= Beginning of Section =

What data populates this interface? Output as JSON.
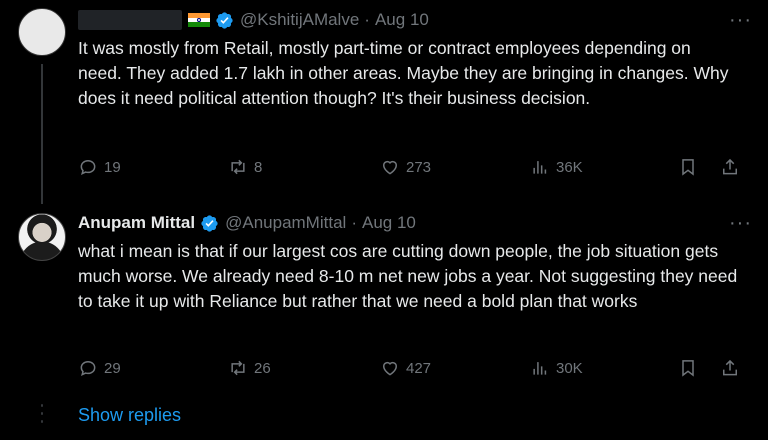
{
  "tweets": [
    {
      "display_name": "",
      "handle": "@KshitijAMalve",
      "date": "Aug 10",
      "text": "It was mostly from Retail, mostly part-time or contract employees depending on need. They added 1.7 lakh in other areas. Maybe they are bringing in changes. Why does it need political attention though? It's their business decision.",
      "replies": "19",
      "reposts": "8",
      "likes": "273",
      "views": "36K"
    },
    {
      "display_name": "Anupam Mittal",
      "handle": "@AnupamMittal",
      "date": "Aug 10",
      "text": "what i mean is that if our largest cos are cutting down people, the job situation gets much worse. We already need 8-10 m net new jobs a year. Not suggesting they need to take it up with Reliance but rather that we need a bold plan that works",
      "replies": "29",
      "reposts": "26",
      "likes": "427",
      "views": "30K"
    }
  ],
  "more_glyph": "···",
  "separator": "·",
  "show_replies": "Show replies",
  "colors": {
    "accent": "#1d9bf0",
    "muted": "#71767b",
    "text": "#e7e9ea",
    "background": "#000000"
  }
}
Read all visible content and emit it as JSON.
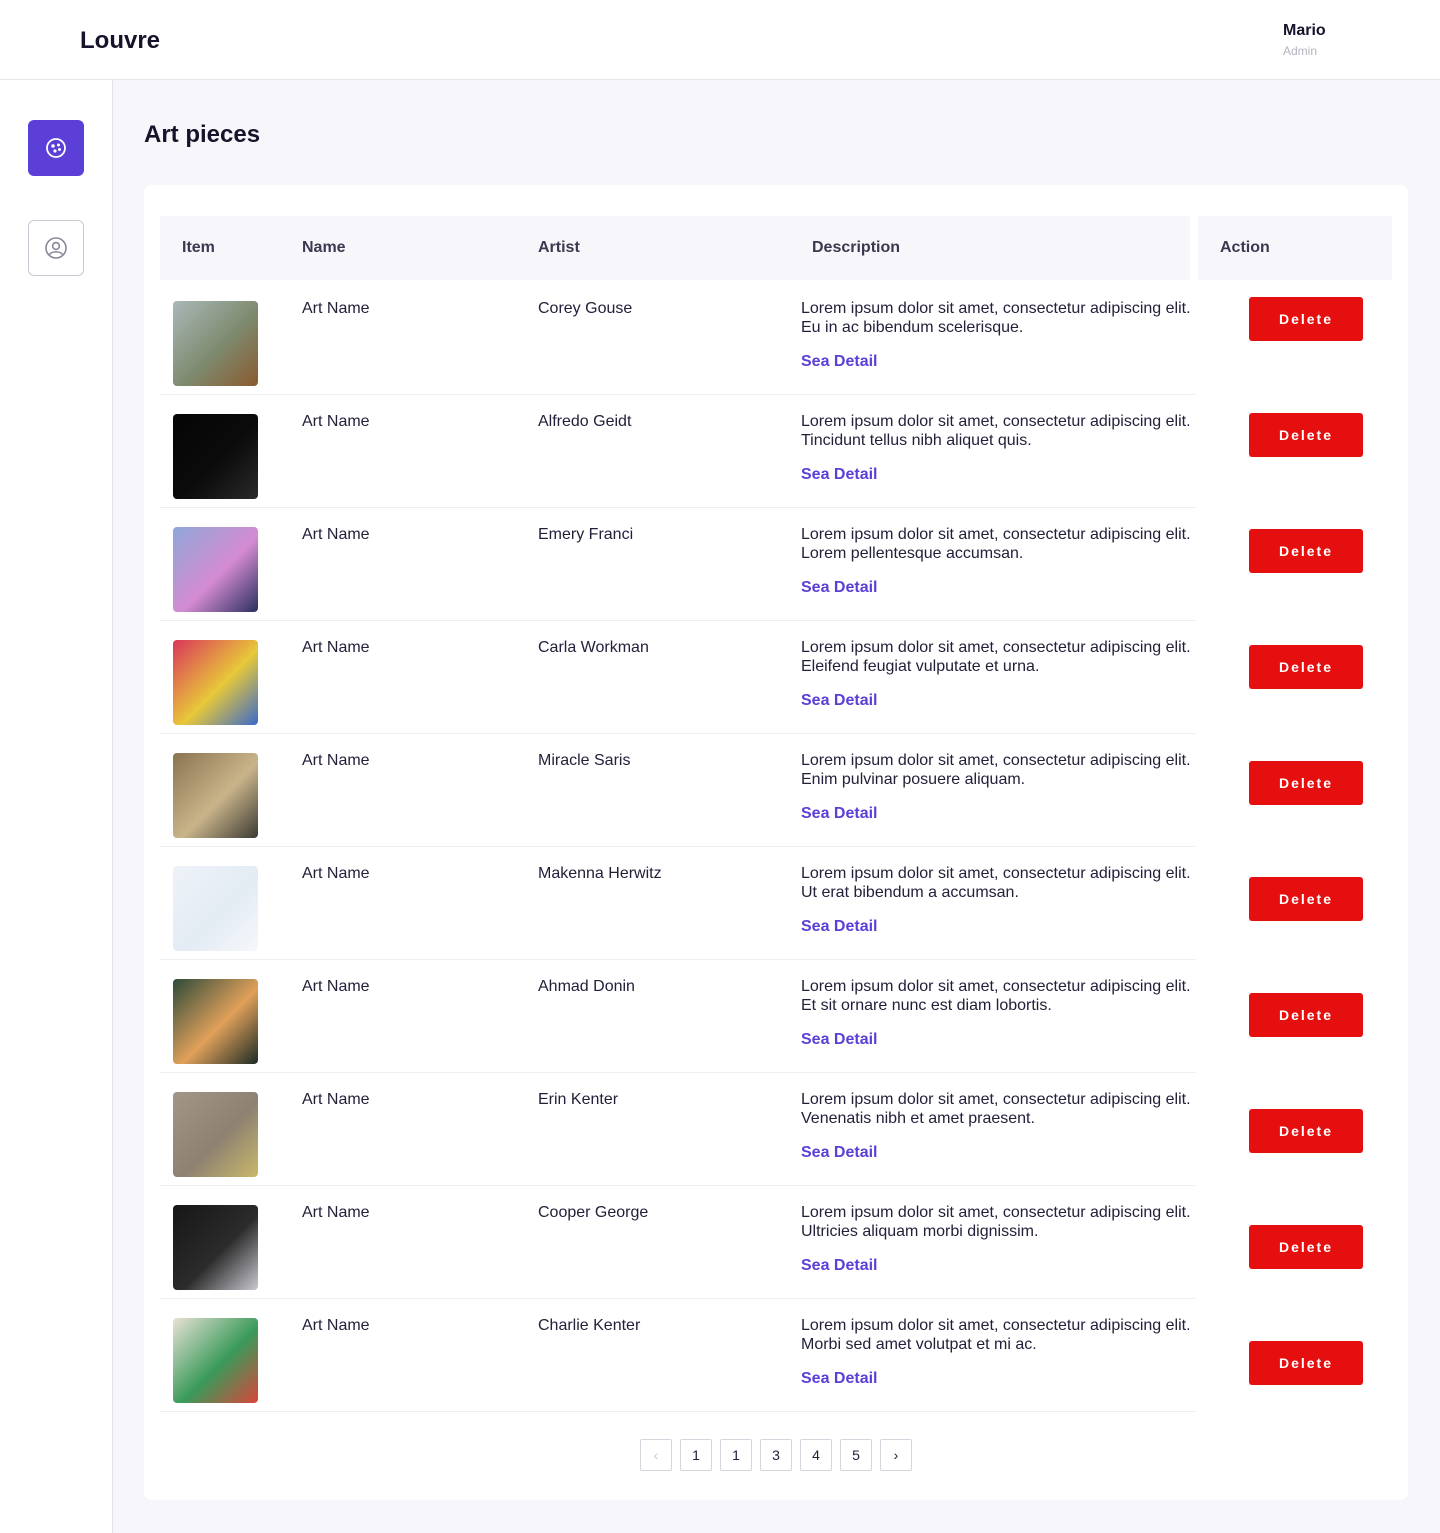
{
  "app": {
    "brand": "Louvre"
  },
  "user": {
    "name": "Mario",
    "role": "Admin"
  },
  "page": {
    "title": "Art pieces"
  },
  "table": {
    "headers": {
      "item": "Item",
      "name": "Name",
      "artist": "Artist",
      "description": "Description",
      "action": "Action"
    },
    "detail_label": "Sea Detail",
    "delete_label": "Delete",
    "rows": [
      {
        "name": "Art Name",
        "artist": "Corey Gouse",
        "description": "Lorem ipsum dolor sit amet, consectetur adipiscing elit. Eu in ac bibendum scelerisque.",
        "thumb": {
          "c1": "#a9b8b8",
          "c2": "#7e8a6e",
          "c3": "#8a5a2e"
        }
      },
      {
        "name": "Art Name",
        "artist": "Alfredo Geidt",
        "description": "Lorem ipsum dolor sit amet, consectetur adipiscing elit. Tincidunt tellus nibh aliquet quis.",
        "thumb": {
          "c1": "#050505",
          "c2": "#0b0b0b",
          "c3": "#2a2a2a"
        }
      },
      {
        "name": "Art Name",
        "artist": "Emery Franci",
        "description": "Lorem ipsum dolor sit amet, consectetur adipiscing elit. Lorem pellentesque accumsan.",
        "thumb": {
          "c1": "#8fa7d8",
          "c2": "#d48bd1",
          "c3": "#2a2f5e"
        }
      },
      {
        "name": "Art Name",
        "artist": "Carla Workman",
        "description": "Lorem ipsum dolor sit amet, consectetur adipiscing elit. Eleifend feugiat vulputate et urna.",
        "thumb": {
          "c1": "#d9355a",
          "c2": "#e8c83a",
          "c3": "#3a6ac9"
        }
      },
      {
        "name": "Art Name",
        "artist": "Miracle Saris",
        "description": "Lorem ipsum dolor sit amet, consectetur adipiscing elit. Enim pulvinar posuere aliquam.",
        "thumb": {
          "c1": "#8a7450",
          "c2": "#c9b48a",
          "c3": "#3b3a32"
        }
      },
      {
        "name": "Art Name",
        "artist": "Makenna Herwitz",
        "description": "Lorem ipsum dolor sit amet, consectetur adipiscing elit. Ut erat bibendum a accumsan.",
        "thumb": {
          "c1": "#eef3f8",
          "c2": "#e3ebf4",
          "c3": "#f5f8fb"
        }
      },
      {
        "name": "Art Name",
        "artist": "Ahmad Donin",
        "description": "Lorem ipsum dolor sit amet, consectetur adipiscing elit. Et sit ornare nunc est diam lobortis.",
        "thumb": {
          "c1": "#2d4a3a",
          "c2": "#e0a05a",
          "c3": "#1c2b25"
        }
      },
      {
        "name": "Art Name",
        "artist": "Erin Kenter",
        "description": "Lorem ipsum dolor sit amet, consectetur adipiscing elit. Venenatis nibh et amet praesent.",
        "thumb": {
          "c1": "#a29686",
          "c2": "#8d8172",
          "c3": "#c9b86a"
        }
      },
      {
        "name": "Art Name",
        "artist": "Cooper George",
        "description": "Lorem ipsum dolor sit amet, consectetur adipiscing elit. Ultricies aliquam morbi dignissim.",
        "thumb": {
          "c1": "#161616",
          "c2": "#2b2b2b",
          "c3": "#c8c8d0"
        }
      },
      {
        "name": "Art Name",
        "artist": "Charlie Kenter",
        "description": "Lorem ipsum dolor sit amet, consectetur adipiscing elit. Morbi sed amet volutpat et mi ac.",
        "thumb": {
          "c1": "#e8e2d6",
          "c2": "#3a9a5a",
          "c3": "#d9453a"
        }
      }
    ]
  },
  "pagination": {
    "prev": "‹",
    "next": "›",
    "pages": [
      "1",
      "1",
      "3",
      "4",
      "5"
    ]
  },
  "colors": {
    "accent": "#5b3fd6",
    "danger": "#e60f0f"
  }
}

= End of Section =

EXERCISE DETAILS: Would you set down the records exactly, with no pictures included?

OUTPUT FOR THIS TASK:
What data populates this interface? Output as JSON.
{
  "tweets": [
    {
      "display_name": "",
      "handle": "@KshitijAMalve",
      "date": "Aug 10",
      "text": "It was mostly from Retail, mostly part-time or contract employees depending on need. They added 1.7 lakh in other areas. Maybe they are bringing in changes. Why does it need political attention though? It's their business decision.",
      "replies": "19",
      "reposts": "8",
      "likes": "273",
      "views": "36K"
    },
    {
      "display_name": "Anupam Mittal",
      "handle": "@AnupamMittal",
      "date": "Aug 10",
      "text": "what i mean is that if our largest cos are cutting down people, the job situation gets much worse. We already need 8-10 m net new jobs a year. Not suggesting they need to take it up with Reliance but rather that we need a bold plan that works",
      "replies": "29",
      "reposts": "26",
      "likes": "427",
      "views": "30K"
    }
  ],
  "more_glyph": "···",
  "separator": "·",
  "show_replies": "Show replies",
  "colors": {
    "accent": "#1d9bf0",
    "muted": "#71767b",
    "text": "#e7e9ea",
    "background": "#000000"
  }
}
Read all visible content and emit it as JSON.
{
  "app": {
    "brand": "Louvre"
  },
  "user": {
    "name": "Mario",
    "role": "Admin"
  },
  "page": {
    "title": "Art pieces"
  },
  "table": {
    "headers": {
      "item": "Item",
      "name": "Name",
      "artist": "Artist",
      "description": "Description",
      "action": "Action"
    },
    "detail_label": "Sea Detail",
    "delete_label": "Delete",
    "rows": [
      {
        "name": "Art Name",
        "artist": "Corey Gouse",
        "description": "Lorem ipsum dolor sit amet, consectetur adipiscing elit. Eu in ac bibendum scelerisque.",
        "thumb": {
          "c1": "#a9b8b8",
          "c2": "#7e8a6e",
          "c3": "#8a5a2e"
        }
      },
      {
        "name": "Art Name",
        "artist": "Alfredo Geidt",
        "description": "Lorem ipsum dolor sit amet, consectetur adipiscing elit. Tincidunt tellus nibh aliquet quis.",
        "thumb": {
          "c1": "#050505",
          "c2": "#0b0b0b",
          "c3": "#2a2a2a"
        }
      },
      {
        "name": "Art Name",
        "artist": "Emery Franci",
        "description": "Lorem ipsum dolor sit amet, consectetur adipiscing elit. Lorem pellentesque accumsan.",
        "thumb": {
          "c1": "#8fa7d8",
          "c2": "#d48bd1",
          "c3": "#2a2f5e"
        }
      },
      {
        "name": "Art Name",
        "artist": "Carla Workman",
        "description": "Lorem ipsum dolor sit amet, consectetur adipiscing elit. Eleifend feugiat vulputate et urna.",
        "thumb": {
          "c1": "#d9355a",
          "c2": "#e8c83a",
          "c3": "#3a6ac9"
        }
      },
      {
        "name": "Art Name",
        "artist": "Miracle Saris",
        "description": "Lorem ipsum dolor sit amet, consectetur adipiscing elit. Enim pulvinar posuere aliquam.",
        "thumb": {
          "c1": "#8a7450",
          "c2": "#c9b48a",
          "c3": "#3b3a32"
        }
      },
      {
        "name": "Art Name",
        "artist": "Makenna Herwitz",
        "description": "Lorem ipsum dolor sit amet, consectetur adipiscing elit. Ut erat bibendum a accumsan.",
        "thumb": {
          "c1": "#eef3f8",
          "c2": "#e3ebf4",
          "c3": "#f5f8fb"
        }
      },
      {
        "name": "Art Name",
        "artist": "Ahmad Donin",
        "description": "Lorem ipsum dolor sit amet, consectetur adipiscing elit. Et sit ornare nunc est diam lobortis.",
        "thumb": {
          "c1": "#2d4a3a",
          "c2": "#e0a05a",
          "c3": "#1c2b25"
        }
      },
      {
        "name": "Art Name",
        "artist": "Erin Kenter",
        "description": "Lorem ipsum dolor sit amet, consectetur adipiscing elit. Venenatis nibh et amet praesent.",
        "thumb": {
          "c1": "#a29686",
          "c2": "#8d8172",
          "c3": "#c9b86a"
        }
      },
      {
        "name": "Art Name",
        "artist": "Cooper George",
        "description": "Lorem ipsum dolor sit amet, consectetur adipiscing elit. Ultricies aliquam morbi dignissim.",
        "thumb": {
          "c1": "#161616",
          "c2": "#2b2b2b",
          "c3": "#c8c8d0"
        }
      },
      {
        "name": "Art Name",
        "artist": "Charlie Kenter",
        "description": "Lorem ipsum dolor sit amet, consectetur adipiscing elit. Morbi sed amet volutpat et mi ac.",
        "thumb": {
          "c1": "#e8e2d6",
          "c2": "#3a9a5a",
          "c3": "#d9453a"
        }
      }
    ]
  },
  "pagination": {
    "prev": "‹",
    "next": "›",
    "pages": [
      "1",
      "1",
      "3",
      "4",
      "5"
    ]
  },
  "colors": {
    "accent": "#5b3fd6",
    "danger": "#e60f0f"
  }
}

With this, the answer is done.